Outrage over diet book 

Jeremy Laurance

A diet book for six-year-olds with a cover that features a plump child holding a skinny frock in front of the mirror has been attacked by nutrition experts.

Maggie Goes on a Diet by Paul Kramer is due for publication in the US in October but is already listed on many bookseller’s websites. The book tells the story of 14-year-old Maggie who "is transformed from being extremely overweight and insecure to a normal-sized girl who becomes the school football star". "Through time, exercise and hard work, Maggie becomes more and more confident and develops a positive self-image," it adds.

The author, who is based in Hawaii, has previously published titles, including Do not Dread Wetting the Bed and Louie the Lobster Mobster, in which a criminal crustacean gets his just desserts. The age range of Maggie’s intended audience is six to 12, a prime time for the development of eating disorders. However, there is also a problem of childhood obesity with three out of ten children in the UK overweight.

Critics said the right people to target in order to combat childhood obesity were parents, and books with titles such as Fit Kids and Underage and Overweight are aimed at parents.
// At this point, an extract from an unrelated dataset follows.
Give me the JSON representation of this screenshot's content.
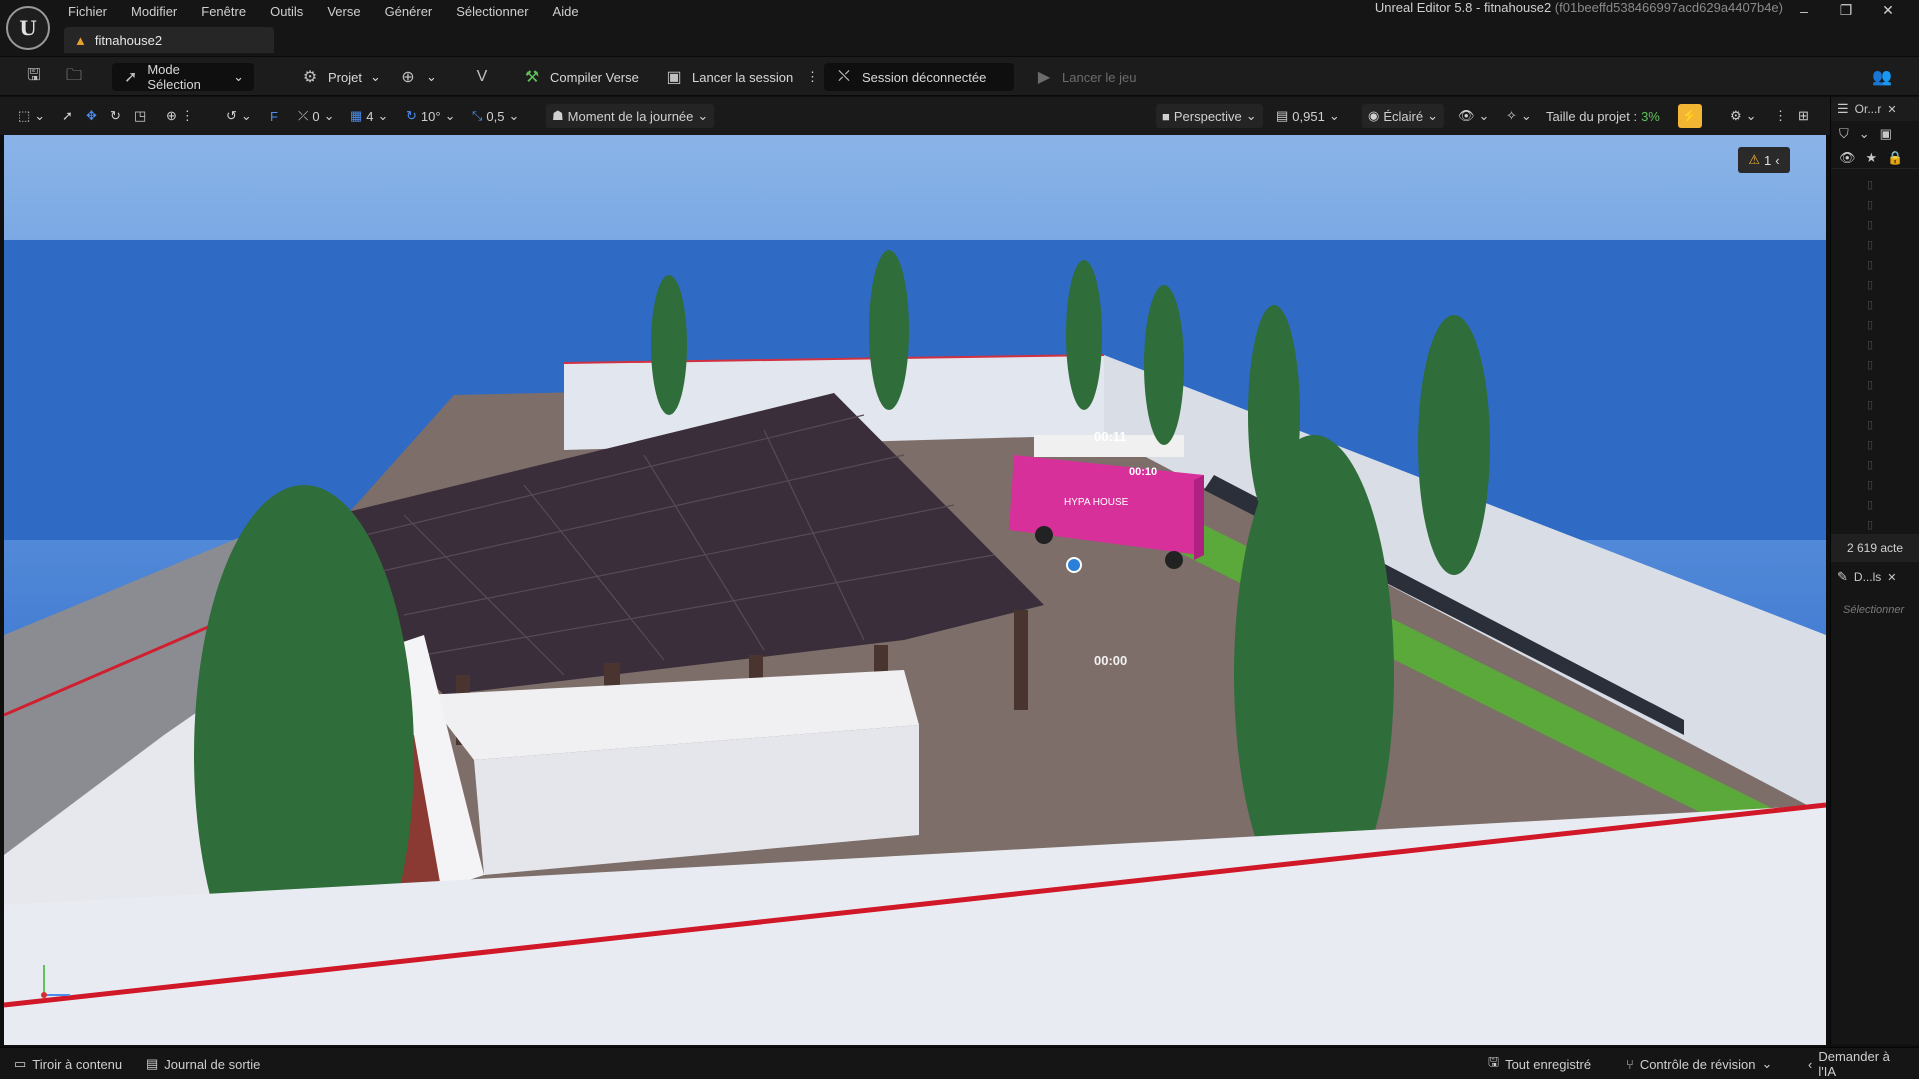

NHS Choices says the best way for children to lose weight is to ensure they eat regular meals, including breakfast, together with the family and without distractions. They should be given fruit juice, squash or water in place of fizzy drinks, and healthy snacks such as raisins or carrot sticks in place of crisps and sweets. From the age of five, they should be encouraged to do at least an hour of exercise strenuous enough to make them pant every day. The Independent